Connecting the dots

A critical analysis of the fiscal, food, fuel, frontiers, fragility of climate and functional democracy crisis

Connecting the dots

Sifting through the shelves of a book store, one sometimes comes across a book which is a compilation of articles. That can be putting together of various articles on different topics by the same author, even if there is little or no link between the write-ups.
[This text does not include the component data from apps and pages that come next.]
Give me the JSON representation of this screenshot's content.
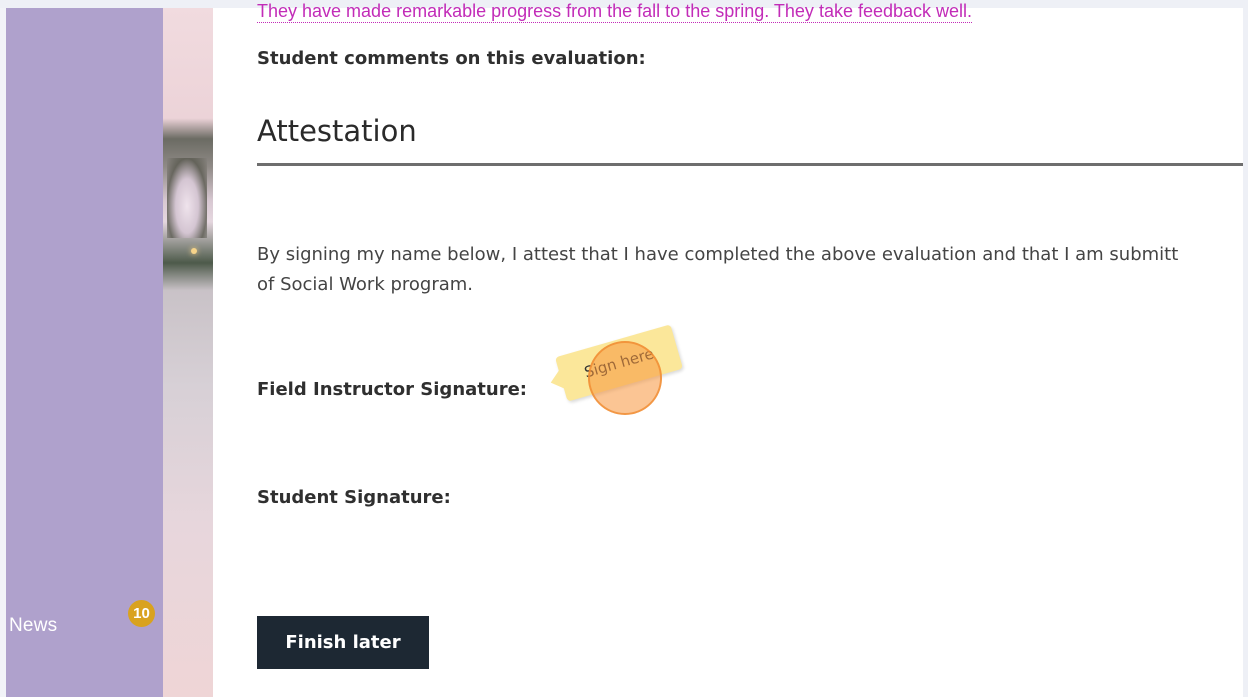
{
  "sidebar": {
    "news_label": "News",
    "news_count": "10"
  },
  "form": {
    "feedback_text": "They have made remarkable progress from the fall to the spring. They take feedback well.",
    "student_comments_label": "Student comments on this evaluation:",
    "attestation_heading": "Attestation",
    "attestation_line1": "By signing my name below, I attest that I have completed the above evaluation and that I am submitt",
    "attestation_line2": "of Social Work program.",
    "field_instructor_label": "Field Instructor Signature:",
    "sign_here_tooltip": "Sign here",
    "student_signature_label": "Student Signature:",
    "finish_later_label": "Finish later"
  },
  "colors": {
    "sidebar": "#afa1cc",
    "badge": "#d9a21f",
    "feedback_text": "#c22cb8",
    "button": "#1d2833",
    "tooltip": "#fbe79a",
    "click_highlight": "#f7963c"
  }
}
But there are a few exceptions, of course.

One is certainly "Pathways to Sustainable Development…." Though it is also a compilation of various articles dating back from 2005 to the recent times, they share the same context and forcefully complement one another.

That the articles have appeared in mainstream English dailies, mainly The News, over the last roughly one decade, gives the reader an opportunity to see the issues, such as the food and fuel crises, in their proper historical context and connect the dots.

As the cover of the book explains, the book is "a critical analysis of the fiscal, food, fuel, frontiers, fragility of climate, and functional democracy crisis." The diagram on the title further shows how all the crises stem from factors that are related to the whole picture of the country’s economic status.

The preface of the book sets the tone as it explains what sustainable development is, touching on the millennium development goals and their centrality to the development of the third word, and then focusing on the significance of the common people and their participation for the solution of their problems.

Articles under the head of "fiscal crisis" throw ample light on the loopholes in our fiscal policies, unrealistic budget estimations, and seeing more taxes as the only panacea to make up for the budget deficit.

The next chapter on food crisis broadly outlines how a combination of inflation, bad agricultural practices, and natural disasters can make us food insecure. It also looks into how agriculture can play a role in the development and economic well-being of a nation.

The segment under "frontiers crisis" takes a critical look at the bumpy road of relations between India and Pakistan -- the two nuclear-armed neighbours. While the articles in this section openly point to the hindrances in forming friendly relations between the two nations, they also address the issues head on, giving suggestions and enumerating the political, economic, and social benefits for the two countries and the whole South Asian region. This chapter also has an article on SAARC which mentions the causes of failure of this platform and its importance for each and every country in the region.

There are two more sections in the book which are extremely important. One is the crisis of functional democracy while the other highlights lip-service we are paying to the reality of climate change. The chapter on the functional democracy crisis sums up the gist of the matter -- the issue of civil-military relationship and the need to revise it.

The section on climate change should be enough to warn the policy makers as well as the individuals of this country of the cost of neglecting climate change, which is already happening at a fast speed.

This can be an essential reference book for students as well as general readers interested in understanding issues with clarity and a sense of history.

Connecting the dots